ERIC Number: ED319613
Record Type: RIE
Publication Date: 1990
Reference Count: N/A
Teacher Knowledge and the Language of Science Teaching.
Carlsen, William S.
This paper describes the effects of science teacher subject-matter knowledge on classroom discourse at the level of individual utterances. It details one of three parallel analyses conducted in a year-long study of language in the classrooms of four new biology teachers. The conceptual framework of the study predicted that when teaching unfamiliar subject matter, teachers would use a variety of discourse strategies to constrain student talk to a narrowly circumscribed topic domain. The paper includes the results of an utterance-by-utterance analysis of teacher and student talk in a 30-lesson sample of science instruction. Data are broken down by classroom activity for a number of measures, including duration of utterances, domination of the speaking floor by the teacher, frequency of teacher questioning, cognitive level of teacher questions, and student verbal participation. When teaching unfamiliar topics, the four teachers in this study tended to talk more frequently and for longer periods of time, ask questions frequently, and rely heavily on low cognitive-level questions. The rate of student questions to the teacher was found to vary with the classroom activity. In common classroom communicative settings, student questions were less common when the teacher was teaching unfamiliar subject matter. The implications of these findings include a suggestion that teacher knowledge may be an important unconsidered variable in research on the cognitive level of questions and teacher wait-time. (Author/CW)

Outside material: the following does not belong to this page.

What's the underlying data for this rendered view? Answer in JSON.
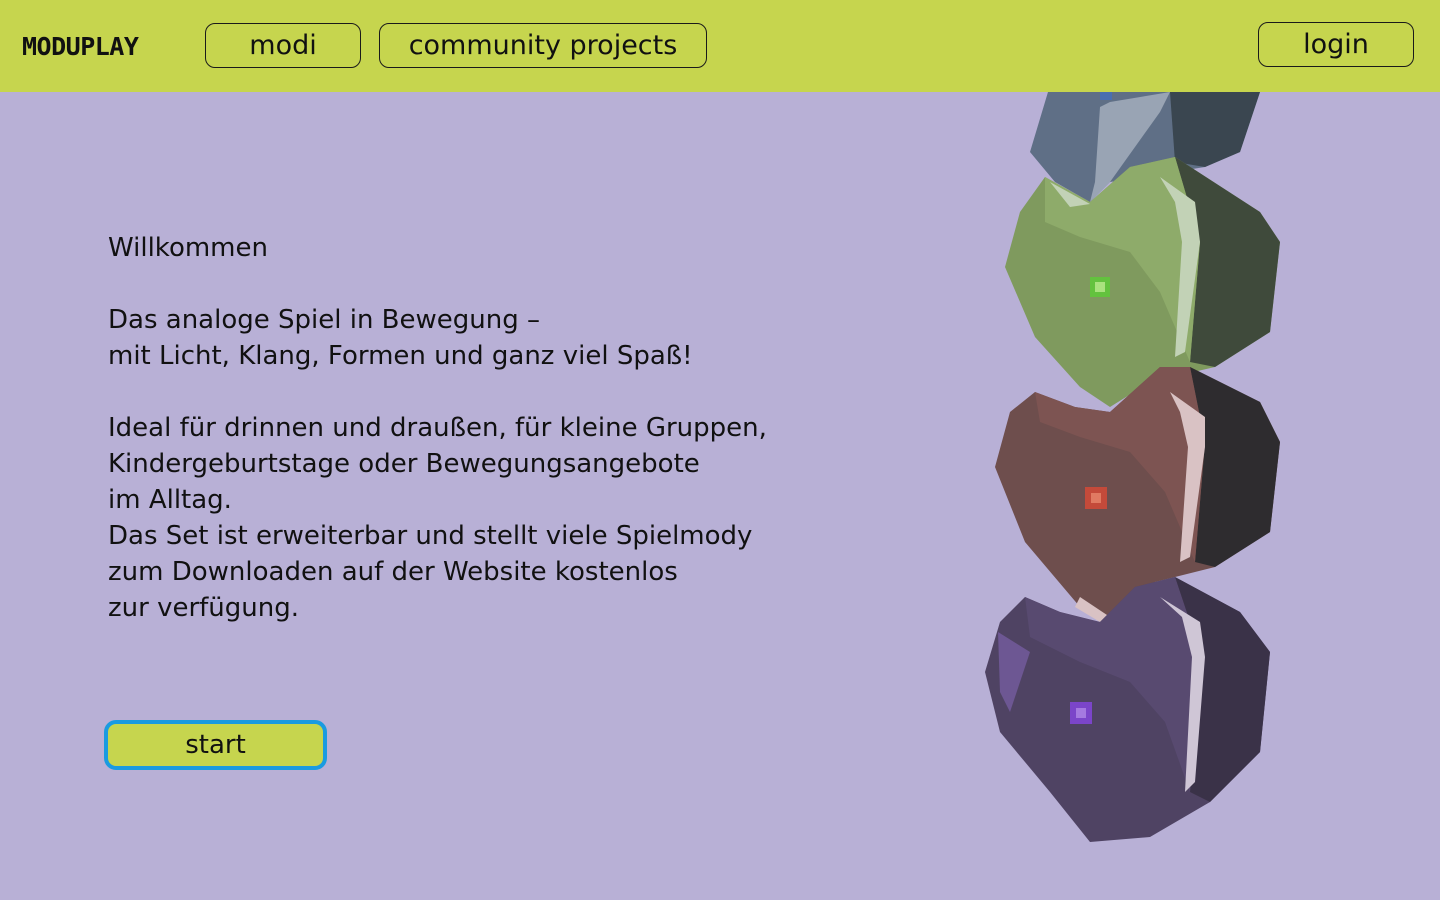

Publication Type: Reports - Research; Speeches/Meeting Papers
Education Level: N/A
Authoring Institution: N/A
Note: Paper presented at the Annual Meeting of the National Association for Research in Science Teaching (63rd, Atlanta, GA, April 8-11, 1990).